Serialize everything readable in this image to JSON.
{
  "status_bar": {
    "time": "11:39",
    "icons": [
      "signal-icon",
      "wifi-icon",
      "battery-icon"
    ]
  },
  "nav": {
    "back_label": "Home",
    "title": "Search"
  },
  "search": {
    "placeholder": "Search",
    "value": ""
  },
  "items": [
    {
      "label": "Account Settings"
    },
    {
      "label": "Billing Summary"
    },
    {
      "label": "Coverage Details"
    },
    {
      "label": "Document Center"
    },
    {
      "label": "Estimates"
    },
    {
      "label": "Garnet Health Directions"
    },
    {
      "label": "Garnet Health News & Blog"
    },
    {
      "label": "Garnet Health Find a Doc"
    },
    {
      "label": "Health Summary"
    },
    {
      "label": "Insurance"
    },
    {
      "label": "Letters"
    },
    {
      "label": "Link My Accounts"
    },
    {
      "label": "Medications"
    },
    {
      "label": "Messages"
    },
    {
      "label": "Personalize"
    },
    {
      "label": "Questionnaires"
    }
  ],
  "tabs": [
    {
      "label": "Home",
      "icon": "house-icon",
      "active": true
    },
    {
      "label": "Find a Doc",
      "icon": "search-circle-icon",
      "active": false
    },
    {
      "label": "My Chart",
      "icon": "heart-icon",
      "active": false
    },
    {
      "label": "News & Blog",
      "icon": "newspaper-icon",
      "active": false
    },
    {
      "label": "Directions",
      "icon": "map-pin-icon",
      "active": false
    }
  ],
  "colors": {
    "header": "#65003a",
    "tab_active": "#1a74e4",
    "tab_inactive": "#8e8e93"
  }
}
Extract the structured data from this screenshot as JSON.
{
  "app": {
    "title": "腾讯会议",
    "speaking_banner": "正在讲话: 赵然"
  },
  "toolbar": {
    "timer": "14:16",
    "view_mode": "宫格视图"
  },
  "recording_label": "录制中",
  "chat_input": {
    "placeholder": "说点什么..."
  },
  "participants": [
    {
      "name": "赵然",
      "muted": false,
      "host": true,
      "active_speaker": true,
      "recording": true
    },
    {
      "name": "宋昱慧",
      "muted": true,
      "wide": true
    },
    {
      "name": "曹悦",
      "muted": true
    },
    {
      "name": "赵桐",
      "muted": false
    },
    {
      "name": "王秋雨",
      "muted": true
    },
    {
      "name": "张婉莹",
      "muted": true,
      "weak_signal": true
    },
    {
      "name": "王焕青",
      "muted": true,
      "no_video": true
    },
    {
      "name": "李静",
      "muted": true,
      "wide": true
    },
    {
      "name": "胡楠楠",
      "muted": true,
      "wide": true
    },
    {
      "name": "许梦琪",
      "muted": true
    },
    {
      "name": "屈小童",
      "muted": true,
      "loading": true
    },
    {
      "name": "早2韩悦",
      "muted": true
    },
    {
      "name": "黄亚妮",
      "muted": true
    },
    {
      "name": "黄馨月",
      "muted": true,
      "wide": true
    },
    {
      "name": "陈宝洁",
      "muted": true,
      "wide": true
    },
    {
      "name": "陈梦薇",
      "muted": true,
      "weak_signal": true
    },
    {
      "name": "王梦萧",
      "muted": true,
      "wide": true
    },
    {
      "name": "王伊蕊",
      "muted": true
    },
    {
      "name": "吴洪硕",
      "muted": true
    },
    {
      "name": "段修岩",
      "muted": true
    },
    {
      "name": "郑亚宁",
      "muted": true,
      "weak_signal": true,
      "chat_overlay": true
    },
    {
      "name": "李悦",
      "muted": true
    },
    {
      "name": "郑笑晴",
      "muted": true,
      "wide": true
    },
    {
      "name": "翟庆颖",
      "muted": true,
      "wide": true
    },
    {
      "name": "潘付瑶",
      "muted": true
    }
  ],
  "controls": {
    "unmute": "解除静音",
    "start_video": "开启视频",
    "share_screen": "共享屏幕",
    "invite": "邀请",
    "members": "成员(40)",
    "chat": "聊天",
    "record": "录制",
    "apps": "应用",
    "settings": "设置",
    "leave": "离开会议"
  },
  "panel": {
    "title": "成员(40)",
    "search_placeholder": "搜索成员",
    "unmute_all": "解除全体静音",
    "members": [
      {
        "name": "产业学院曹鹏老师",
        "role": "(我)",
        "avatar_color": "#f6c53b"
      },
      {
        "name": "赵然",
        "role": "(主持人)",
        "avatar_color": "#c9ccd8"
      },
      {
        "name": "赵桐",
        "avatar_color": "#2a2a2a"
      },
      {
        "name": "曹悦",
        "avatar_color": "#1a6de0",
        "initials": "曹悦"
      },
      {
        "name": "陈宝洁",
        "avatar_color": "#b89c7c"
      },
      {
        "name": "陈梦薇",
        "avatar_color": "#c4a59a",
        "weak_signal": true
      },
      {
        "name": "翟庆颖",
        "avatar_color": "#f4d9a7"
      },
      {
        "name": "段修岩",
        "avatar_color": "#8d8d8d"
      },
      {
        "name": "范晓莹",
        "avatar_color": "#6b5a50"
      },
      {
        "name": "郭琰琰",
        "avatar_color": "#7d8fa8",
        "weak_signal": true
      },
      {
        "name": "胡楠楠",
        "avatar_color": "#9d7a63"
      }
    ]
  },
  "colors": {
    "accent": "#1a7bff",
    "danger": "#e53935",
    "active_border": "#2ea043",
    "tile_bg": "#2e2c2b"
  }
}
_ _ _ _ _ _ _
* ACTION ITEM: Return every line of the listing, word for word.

* YOUR RESPONSE:
Serialize everything readable in this image to JSON.
{
  "status_bar": {
    "time": "11:39",
    "icons": [
      "signal-icon",
      "wifi-icon",
      "battery-icon"
    ]
  },
  "nav": {
    "back_label": "Home",
    "title": "Search"
  },
  "search": {
    "placeholder": "Search",
    "value": ""
  },
  "items": [
    {
      "label": "Account Settings"
    },
    {
      "label": "Billing Summary"
    },
    {
      "label": "Coverage Details"
    },
    {
      "label": "Document Center"
    },
    {
      "label": "Estimates"
    },
    {
      "label": "Garnet Health Directions"
    },
    {
      "label": "Garnet Health News & Blog"
    },
    {
      "label": "Garnet Health Find a Doc"
    },
    {
      "label": "Health Summary"
    },
    {
      "label": "Insurance"
    },
    {
      "label": "Letters"
    },
    {
      "label": "Link My Accounts"
    },
    {
      "label": "Medications"
    },
    {
      "label": "Messages"
    },
    {
      "label": "Personalize"
    },
    {
      "label": "Questionnaires"
    }
  ],
  "tabs": [
    {
      "label": "Home",
      "icon": "house-icon",
      "active": true
    },
    {
      "label": "Find a Doc",
      "icon": "search-circle-icon",
      "active": false
    },
    {
      "label": "My Chart",
      "icon": "heart-icon",
      "active": false
    },
    {
      "label": "News & Blog",
      "icon": "newspaper-icon",
      "active": false
    },
    {
      "label": "Directions",
      "icon": "map-pin-icon",
      "active": false
    }
  ],
  "colors": {
    "header": "#65003a",
    "tab_active": "#1a74e4",
    "tab_inactive": "#8e8e93"
  }
}
Extract the structured data from this screenshot as JSON.
{
  "app": {
    "title": "腾讯会议",
    "speaking_banner": "正在讲话: 赵然"
  },
  "toolbar": {
    "timer": "14:16",
    "view_mode": "宫格视图"
  },
  "recording_label": "录制中",
  "chat_input": {
    "placeholder": "说点什么..."
  },
  "participants": [
    {
      "name": "赵然",
      "muted": false,
      "host": true,
      "active_speaker": true,
      "recording": true
    },
    {
      "name": "宋昱慧",
      "muted": true,
      "wide": true
    },
    {
      "name": "曹悦",
      "muted": true
    },
    {
      "name": "赵桐",
      "muted": false
    },
    {
      "name": "王秋雨",
      "muted": true
    },
    {
      "name": "张婉莹",
      "muted": true,
      "weak_signal": true
    },
    {
      "name": "王焕青",
      "muted": true,
      "no_video": true
    },
    {
      "name": "李静",
      "muted": true,
      "wide": true
    },
    {
      "name": "胡楠楠",
      "muted": true,
      "wide": true
    },
    {
      "name": "许梦琪",
      "muted": true
    },
    {
      "name": "屈小童",
      "muted": true,
      "loading": true
    },
    {
      "name": "早2韩悦",
      "muted": true
    },
    {
      "name": "黄亚妮",
      "muted": true
    },
    {
      "name": "黄馨月",
      "muted": true,
      "wide": true
    },
    {
      "name": "陈宝洁",
      "muted": true,
      "wide": true
    },
    {
      "name": "陈梦薇",
      "muted": true,
      "weak_signal": true
    },
    {
      "name": "王梦萧",
      "muted": true,
      "wide": true
    },
    {
      "name": "王伊蕊",
      "muted": true
    },
    {
      "name": "吴洪硕",
      "muted": true
    },
    {
      "name": "段修岩",
      "muted": true
    },
    {
      "name": "郑亚宁",
      "muted": true,
      "weak_signal": true,
      "chat_overlay": true
    },
    {
      "name": "李悦",
      "muted": true
    },
    {
      "name": "郑笑晴",
      "muted": true,
      "wide": true
    },
    {
      "name": "翟庆颖",
      "muted": true,
      "wide": true
    },
    {
      "name": "潘付瑶",
      "muted": true
    }
  ],
  "controls": {
    "unmute": "解除静音",
    "start_video": "开启视频",
    "share_screen": "共享屏幕",
    "invite": "邀请",
    "members": "成员(40)",
    "chat": "聊天",
    "record": "录制",
    "apps": "应用",
    "settings": "设置",
    "leave": "离开会议"
  },
  "panel": {
    "title": "成员(40)",
    "search_placeholder": "搜索成员",
    "unmute_all": "解除全体静音",
    "members": [
      {
        "name": "产业学院曹鹏老师",
        "role": "(我)",
        "avatar_color": "#f6c53b"
      },
      {
        "name": "赵然",
        "role": "(主持人)",
        "avatar_color": "#c9ccd8"
      },
      {
        "name": "赵桐",
        "avatar_color": "#2a2a2a"
      },
      {
        "name": "曹悦",
        "avatar_color": "#1a6de0",
        "initials": "曹悦"
      },
      {
        "name": "陈宝洁",
        "avatar_color": "#b89c7c"
      },
      {
        "name": "陈梦薇",
        "avatar_color": "#c4a59a",
        "weak_signal": true
      },
      {
        "name": "翟庆颖",
        "avatar_color": "#f4d9a7"
      },
      {
        "name": "段修岩",
        "avatar_color": "#8d8d8d"
      },
      {
        "name": "范晓莹",
        "avatar_color": "#6b5a50"
      },
      {
        "name": "郭琰琰",
        "avatar_color": "#7d8fa8",
        "weak_signal": true
      },
      {
        "name": "胡楠楠",
        "avatar_color": "#9d7a63"
      }
    ]
  },
  "colors": {
    "accent": "#1a7bff",
    "danger": "#e53935",
    "active_border": "#2ea043",
    "tile_bg": "#2e2c2b"
  }
}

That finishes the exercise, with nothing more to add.